WHAT YOU ARE ASKED TO DO:
Return every line of the listing that includes the string "JSON".

RECORDS TO USE:
§

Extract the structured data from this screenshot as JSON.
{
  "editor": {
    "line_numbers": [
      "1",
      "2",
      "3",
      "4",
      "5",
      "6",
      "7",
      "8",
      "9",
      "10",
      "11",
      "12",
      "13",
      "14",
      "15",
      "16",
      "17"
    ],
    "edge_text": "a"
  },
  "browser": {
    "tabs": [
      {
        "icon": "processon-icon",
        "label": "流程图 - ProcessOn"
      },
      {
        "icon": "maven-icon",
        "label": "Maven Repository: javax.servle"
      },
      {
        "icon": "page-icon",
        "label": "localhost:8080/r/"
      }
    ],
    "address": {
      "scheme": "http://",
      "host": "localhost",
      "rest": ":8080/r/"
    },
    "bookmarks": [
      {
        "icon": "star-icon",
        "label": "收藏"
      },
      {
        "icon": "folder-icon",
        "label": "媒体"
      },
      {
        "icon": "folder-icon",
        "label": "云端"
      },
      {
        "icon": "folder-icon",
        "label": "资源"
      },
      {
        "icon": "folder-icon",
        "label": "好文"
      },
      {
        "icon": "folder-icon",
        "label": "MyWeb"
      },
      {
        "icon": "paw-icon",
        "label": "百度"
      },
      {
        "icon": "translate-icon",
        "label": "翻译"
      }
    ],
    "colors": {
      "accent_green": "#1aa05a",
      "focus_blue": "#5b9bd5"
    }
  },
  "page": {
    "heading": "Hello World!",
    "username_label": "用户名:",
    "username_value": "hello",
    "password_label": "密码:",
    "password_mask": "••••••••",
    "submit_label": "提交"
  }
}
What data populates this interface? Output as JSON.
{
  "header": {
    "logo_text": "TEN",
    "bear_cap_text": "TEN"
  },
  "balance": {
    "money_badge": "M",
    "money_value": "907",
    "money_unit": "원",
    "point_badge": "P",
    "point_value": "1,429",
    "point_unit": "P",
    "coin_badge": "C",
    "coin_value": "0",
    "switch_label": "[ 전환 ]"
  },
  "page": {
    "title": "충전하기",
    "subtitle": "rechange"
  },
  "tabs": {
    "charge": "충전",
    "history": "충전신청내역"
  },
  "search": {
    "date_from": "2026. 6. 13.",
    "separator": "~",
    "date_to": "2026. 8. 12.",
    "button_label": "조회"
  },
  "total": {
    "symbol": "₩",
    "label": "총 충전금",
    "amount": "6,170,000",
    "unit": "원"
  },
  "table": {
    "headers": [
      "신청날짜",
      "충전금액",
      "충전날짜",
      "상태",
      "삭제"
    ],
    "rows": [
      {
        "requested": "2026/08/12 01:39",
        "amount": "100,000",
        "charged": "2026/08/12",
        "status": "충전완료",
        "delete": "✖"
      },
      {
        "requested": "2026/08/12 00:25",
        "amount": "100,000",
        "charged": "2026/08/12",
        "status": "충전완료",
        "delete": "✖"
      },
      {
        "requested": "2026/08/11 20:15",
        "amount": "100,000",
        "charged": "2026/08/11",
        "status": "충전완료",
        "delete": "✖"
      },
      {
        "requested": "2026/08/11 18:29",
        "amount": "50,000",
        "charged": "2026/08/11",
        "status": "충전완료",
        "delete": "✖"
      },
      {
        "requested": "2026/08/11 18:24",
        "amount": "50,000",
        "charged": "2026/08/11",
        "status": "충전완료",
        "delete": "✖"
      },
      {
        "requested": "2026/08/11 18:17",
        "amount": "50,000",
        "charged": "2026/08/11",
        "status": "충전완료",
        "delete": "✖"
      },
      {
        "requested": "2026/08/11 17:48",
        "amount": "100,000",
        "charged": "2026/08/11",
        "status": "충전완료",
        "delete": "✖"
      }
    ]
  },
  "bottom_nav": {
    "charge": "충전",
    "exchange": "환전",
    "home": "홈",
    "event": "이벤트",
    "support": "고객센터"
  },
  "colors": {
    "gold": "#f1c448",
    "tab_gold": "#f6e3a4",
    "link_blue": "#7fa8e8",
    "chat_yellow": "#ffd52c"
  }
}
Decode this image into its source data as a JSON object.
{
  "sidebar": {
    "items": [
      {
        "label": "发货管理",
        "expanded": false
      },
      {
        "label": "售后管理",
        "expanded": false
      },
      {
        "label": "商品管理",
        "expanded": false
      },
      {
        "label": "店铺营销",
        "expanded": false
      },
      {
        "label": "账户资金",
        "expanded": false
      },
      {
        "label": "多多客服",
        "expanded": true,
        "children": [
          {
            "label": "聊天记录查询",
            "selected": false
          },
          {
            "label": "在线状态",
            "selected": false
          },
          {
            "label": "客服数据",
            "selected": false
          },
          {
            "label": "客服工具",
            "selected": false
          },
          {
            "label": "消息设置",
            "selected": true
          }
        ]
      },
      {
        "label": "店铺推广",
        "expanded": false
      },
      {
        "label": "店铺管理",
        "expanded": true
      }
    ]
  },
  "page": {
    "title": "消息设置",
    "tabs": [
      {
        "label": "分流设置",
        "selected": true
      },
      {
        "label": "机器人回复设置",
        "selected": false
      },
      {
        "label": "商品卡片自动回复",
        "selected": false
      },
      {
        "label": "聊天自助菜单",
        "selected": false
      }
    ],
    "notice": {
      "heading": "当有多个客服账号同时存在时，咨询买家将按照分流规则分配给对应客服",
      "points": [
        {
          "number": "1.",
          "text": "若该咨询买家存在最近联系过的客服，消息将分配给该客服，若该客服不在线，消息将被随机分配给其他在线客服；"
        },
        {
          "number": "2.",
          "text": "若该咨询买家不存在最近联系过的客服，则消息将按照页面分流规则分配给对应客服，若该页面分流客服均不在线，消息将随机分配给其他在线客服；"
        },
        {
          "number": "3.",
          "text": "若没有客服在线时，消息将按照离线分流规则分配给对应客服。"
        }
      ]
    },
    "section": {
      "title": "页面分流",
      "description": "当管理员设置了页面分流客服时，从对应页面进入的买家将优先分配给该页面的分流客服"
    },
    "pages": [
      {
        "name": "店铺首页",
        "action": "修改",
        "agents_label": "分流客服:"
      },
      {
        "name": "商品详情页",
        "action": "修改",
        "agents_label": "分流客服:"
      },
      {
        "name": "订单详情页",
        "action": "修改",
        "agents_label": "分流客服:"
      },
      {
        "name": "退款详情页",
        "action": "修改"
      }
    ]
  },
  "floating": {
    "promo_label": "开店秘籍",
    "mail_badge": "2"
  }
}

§

RESULT BELOW:
Extract the structured data from this screenshot as JSON.
What data populates this interface? Output as JSON.
Decode this image into its source data as a JSON object.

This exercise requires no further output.